It is that time of year again when the tennis world descends upon New York City for the United States Tennis Association’s (USTA) US Open, which has become one of the premier events in all of sports. It is only fitting that the USTA kicks off this tournament with a tribute to a man that exemplifies the grace and dignity the sports is known for.
Before the first volley of the opening set, the USTA takes time to honor Arthur Ashe. The Center’s main stadium is already named in his honor. Ashe’s legacy transcends the sport itself. Like his contemporary, Muhammad Ali, their impact on social causes made them larger-than-life figures. However, unlike Ali, Ashe was a man of few words, but he always got his point across just the same.

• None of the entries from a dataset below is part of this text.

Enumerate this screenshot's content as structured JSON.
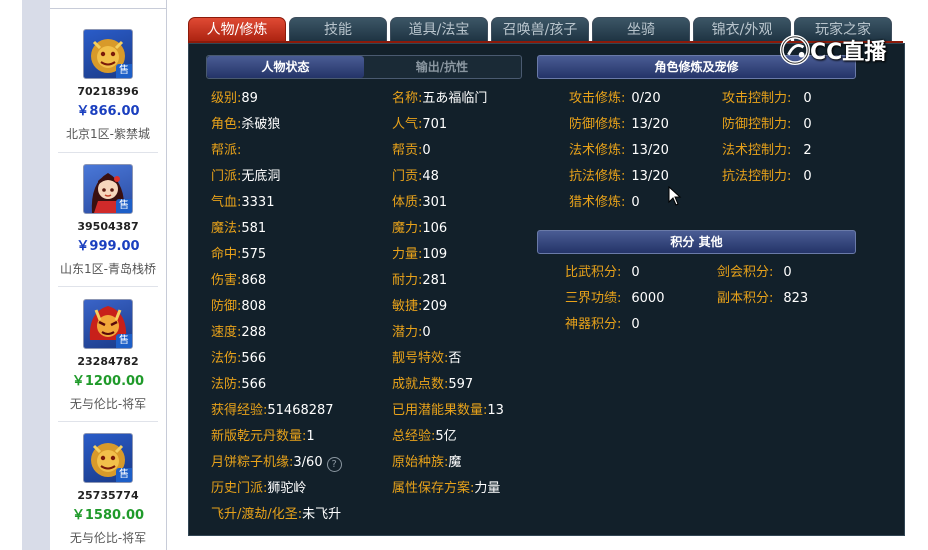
{
  "listings": [
    {
      "id": "70218396",
      "price": "￥866.00",
      "price_color": "#1a3fbf",
      "server": "北京1区-紫禁城",
      "sale_label": "售",
      "avatar": "lion-monster-avatar"
    },
    {
      "id": "39504387",
      "price": "￥999.00",
      "price_color": "#1a3fbf",
      "server": "山东1区-青岛栈桥",
      "sale_label": "售",
      "avatar": "girl-character-avatar"
    },
    {
      "id": "23284782",
      "price": "￥1200.00",
      "price_color": "#1f9a2a",
      "server": "无与伦比-将军",
      "sale_label": "售",
      "avatar": "red-demon-avatar"
    },
    {
      "id": "25735774",
      "price": "￥1580.00",
      "price_color": "#1f9a2a",
      "server": "无与伦比-将军",
      "sale_label": "售",
      "avatar": "lion-monster-avatar"
    }
  ],
  "tabs": [
    {
      "label": "人物/修炼",
      "active": true
    },
    {
      "label": "技能"
    },
    {
      "label": "道具/法宝"
    },
    {
      "label": "召唤兽/孩子"
    },
    {
      "label": "坐骑"
    },
    {
      "label": "锦衣/外观"
    },
    {
      "label": "玩家之家"
    }
  ],
  "status_panel": {
    "header_active": "人物状态",
    "header_inactive": "输出/抗性",
    "left_col": [
      {
        "label": "级别:",
        "value": "89"
      },
      {
        "label": "角色:",
        "value": "杀破狼"
      },
      {
        "label": "帮派:",
        "value": ""
      },
      {
        "label": "门派:",
        "value": "无底洞"
      },
      {
        "label": "气血:",
        "value": "3331"
      },
      {
        "label": "魔法:",
        "value": "581"
      },
      {
        "label": "命中:",
        "value": "575"
      },
      {
        "label": "伤害:",
        "value": "868"
      },
      {
        "label": "防御:",
        "value": "808"
      },
      {
        "label": "速度:",
        "value": "288"
      },
      {
        "label": "法伤:",
        "value": "566"
      },
      {
        "label": "法防:",
        "value": "566"
      }
    ],
    "right_col": [
      {
        "label": "名称:",
        "value": "五あ福临门"
      },
      {
        "label": "人气:",
        "value": "701"
      },
      {
        "label": "帮贡:",
        "value": "0"
      },
      {
        "label": "门贡:",
        "value": "48"
      },
      {
        "label": "体质:",
        "value": "301"
      },
      {
        "label": "魔力:",
        "value": "106"
      },
      {
        "label": "力量:",
        "value": "109"
      },
      {
        "label": "耐力:",
        "value": "281"
      },
      {
        "label": "敏捷:",
        "value": "209"
      },
      {
        "label": "潜力:",
        "value": "0"
      },
      {
        "label": "靓号特效:",
        "value": "否"
      },
      {
        "label": "成就点数:",
        "value": "597"
      }
    ],
    "bottom_pairs": [
      {
        "left_label": "获得经验:",
        "left_value": "51468287",
        "right_label": "已用潜能果数量:",
        "right_value": "13"
      },
      {
        "left_label": "新版乾元丹数量:",
        "left_value": "1",
        "right_label": "总经验:",
        "right_value": "5亿"
      },
      {
        "left_label": "月饼粽子机缘:",
        "left_value": "3/60",
        "right_label": "原始种族:",
        "right_value": "魔"
      },
      {
        "left_label": "历史门派:",
        "left_value": "狮驼岭",
        "right_label": "属性保存方案:",
        "right_value": "力量"
      }
    ],
    "info_icon": "question-icon",
    "last_row": {
      "label": "飞升/渡劫/化圣:",
      "value": "未飞升"
    }
  },
  "cultivation_panel": {
    "header": "角色修炼及宠修",
    "rows": [
      {
        "label": "攻击修炼:",
        "value": "0/20",
        "label2": "攻击控制力:",
        "value2": "0"
      },
      {
        "label": "防御修炼:",
        "value": "13/20",
        "label2": "防御控制力:",
        "value2": "0"
      },
      {
        "label": "法术修炼:",
        "value": "13/20",
        "label2": "法术控制力:",
        "value2": "2"
      },
      {
        "label": "抗法修炼:",
        "value": "13/20",
        "label2": "抗法控制力:",
        "value2": "0"
      },
      {
        "label": "猎术修炼:",
        "value": "0"
      }
    ]
  },
  "points_panel": {
    "header": "积分 其他",
    "rows": [
      {
        "label": "比武积分:",
        "value": "0",
        "label2": "剑会积分:",
        "value2": "0"
      },
      {
        "label": "三界功绩:",
        "value": "6000",
        "label2": "副本积分:",
        "value2": "823"
      },
      {
        "label": "神器积分:",
        "value": "0"
      }
    ]
  },
  "watermark": {
    "text": "CC直播",
    "icon": "cc-live-logo-icon"
  },
  "colors": {
    "label": "#e8a21a",
    "value": "#ffffff",
    "panel_bg": "#12202a",
    "active_tab": "#c8321c"
  }
}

I remember as an 11-year old sitting in my living room watching Brother Ashe take on Jimmy Connors one 4th of July weekend. My family was preparing to go a cousin’s house for a barbecue and we were about leave in the middle of the match. Up until that point, I was not a big tennis fan, but I was hoping that the older veteran would shut up the brash Connors. By listening to the commentators, very few people gave Ashe a chance in the match, but that did not deter him.
Shortly into the match, my grandfather joined me and gave me a history listen on what Ashe went through as he rose through the tennis ranks. He told me about how he learned the game on beaten-up tennis courts in Richmond, Virginia, but still went to become one of the top amateurs at UCLA, and eventually go on to become the first African American male to win the US Open. Everyone was ready to leave to go the family gathering, but we ended up staying to watch the entire match.
I was impressed with the way Ashe battled his way to victory, humbling the young blowhard along the way. But I was even more impressed at the way Ashe carried himself during and after the match. If there ever was a reason for a man to gloat and pronounce “Look at me. Look what I just did”, this was it. But he just humbly thanked God and accepted the award.
Some 30 years later. he once again demonstrated the same grace when he found out that he contracted HIV during a simple blood transfusion. Now if there was ever a reason to “Loose one’s religion” it was that. Yet, he accepted his fate and became a spokesperson for finding a cure for this disease, which eventually took his life. He became a drum major for this cause, never complaining up until his death.
His accomplishments on the courts as well as the way he carried himself off the court is reason why the USTA honors him every year so that we do not forget what this man achieved not only athletically, but what he stood for away from the game.
This Saturday, August 27, 2011, the USTA will hold its 16th Annual Arthur Ashe Family Day presented by Hess. Celebrities from the sports and entertainment worlds will come together for one of more festive events held in the city. The Hangover’s Bradley Cooper, the Knicks’ Carmelo Anthony, Jessica Jarrell and Mindless Behavior are among the mega stars expected to join tennis stars Rafael Nadal, Kim Clijsters, Novak Djokovic, and Andy Roddick for the ceremony and show.
Entrance to The Billie Jean King Center will be free to the general public and there will be plenty of tennis demonstrations and fun activities for fans of all ages. The admission to the ceremony is $10 for promenade seats and $20 for the loge seats. Tickets can be purchased at the Billie Jean King Center box office, through Ticket Master or online at usopen.org
Ashe spent most of his adult life exposing inner-city kids to the game that he loved and it is in this spirit that the USTA is trying to continue that component of his legacy. Ashe inspired the likes of Zina Garrison, Venus and Serena Williams, and James Blake to strive to be the best despite the obstacles they had to experience. But he also showed us all how to handle adversity with grace and dignity.